## [To do]
Retype the data exactly. Spelling and punctuation stay as they are.

════════

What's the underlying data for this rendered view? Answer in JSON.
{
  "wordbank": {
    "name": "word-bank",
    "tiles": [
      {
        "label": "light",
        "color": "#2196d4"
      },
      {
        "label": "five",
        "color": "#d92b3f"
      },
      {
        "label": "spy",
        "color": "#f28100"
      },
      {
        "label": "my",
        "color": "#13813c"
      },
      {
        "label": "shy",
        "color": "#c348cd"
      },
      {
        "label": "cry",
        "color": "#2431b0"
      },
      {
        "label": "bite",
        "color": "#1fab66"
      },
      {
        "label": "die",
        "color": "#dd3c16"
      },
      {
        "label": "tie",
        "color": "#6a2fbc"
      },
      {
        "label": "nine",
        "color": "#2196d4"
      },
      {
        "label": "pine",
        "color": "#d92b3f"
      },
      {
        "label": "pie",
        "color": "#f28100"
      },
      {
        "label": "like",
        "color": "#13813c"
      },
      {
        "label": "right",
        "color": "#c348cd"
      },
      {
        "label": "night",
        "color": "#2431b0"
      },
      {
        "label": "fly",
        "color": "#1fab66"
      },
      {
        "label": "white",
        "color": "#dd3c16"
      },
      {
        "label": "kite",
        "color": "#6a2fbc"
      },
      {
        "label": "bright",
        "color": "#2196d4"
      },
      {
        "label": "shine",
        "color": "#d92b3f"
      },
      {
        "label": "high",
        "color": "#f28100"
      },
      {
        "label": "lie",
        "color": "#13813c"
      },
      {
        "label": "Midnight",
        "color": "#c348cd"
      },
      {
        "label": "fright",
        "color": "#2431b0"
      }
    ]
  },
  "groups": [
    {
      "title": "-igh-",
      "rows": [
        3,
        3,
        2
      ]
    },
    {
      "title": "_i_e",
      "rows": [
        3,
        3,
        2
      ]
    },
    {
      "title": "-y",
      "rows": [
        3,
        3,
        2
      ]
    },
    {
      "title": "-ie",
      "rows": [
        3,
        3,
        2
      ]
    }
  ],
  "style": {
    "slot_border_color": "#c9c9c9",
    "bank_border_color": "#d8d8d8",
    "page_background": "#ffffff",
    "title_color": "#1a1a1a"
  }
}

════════

## [Output for this task]
What's the underlying data for this rendered view? Answer in JSON.
{
  "wordbank": {
    "name": "word-bank",
    "tiles": [
      {
        "label": "light",
        "color": "#2196d4"
      },
      {
        "label": "five",
        "color": "#d92b3f"
      },
      {
        "label": "spy",
        "color": "#f28100"
      },
      {
        "label": "my",
        "color": "#13813c"
      },
      {
        "label": "shy",
        "color": "#c348cd"
      },
      {
        "label": "cry",
        "color": "#2431b0"
      },
      {
        "label": "bite",
        "color": "#1fab66"
      },
      {
        "label": "die",
        "color": "#dd3c16"
      },
      {
        "label": "tie",
        "color": "#6a2fbc"
      },
      {
        "label": "nine",
        "color": "#2196d4"
      },
      {
        "label": "pine",
        "color": "#d92b3f"
      },
      {
        "label": "pie",
        "color": "#f28100"
      },
      {
        "label": "like",
        "color": "#13813c"
      },
      {
        "label": "right",
        "color": "#c348cd"
      },
      {
        "label": "night",
        "color": "#2431b0"
      },
      {
        "label": "fly",
        "color": "#1fab66"
      },
      {
        "label": "white",
        "color": "#dd3c16"
      },
      {
        "label": "kite",
        "color": "#6a2fbc"
      },
      {
        "label": "bright",
        "color": "#2196d4"
      },
      {
        "label": "shine",
        "color": "#d92b3f"
      },
      {
        "label": "high",
        "color": "#f28100"
      },
      {
        "label": "lie",
        "color": "#13813c"
      },
      {
        "label": "Midnight",
        "color": "#c348cd"
      },
      {
        "label": "fright",
        "color": "#2431b0"
      }
    ]
  },
  "groups": [
    {
      "title": "-igh-",
      "rows": [
        3,
        3,
        2
      ]
    },
    {
      "title": "_i_e",
      "rows": [
        3,
        3,
        2
      ]
    },
    {
      "title": "-y",
      "rows": [
        3,
        3,
        2
      ]
    },
    {
      "title": "-ie",
      "rows": [
        3,
        3,
        2
      ]
    }
  ],
  "style": {
    "slot_border_color": "#c9c9c9",
    "bank_border_color": "#d8d8d8",
    "page_background": "#ffffff",
    "title_color": "#1a1a1a"
  }
}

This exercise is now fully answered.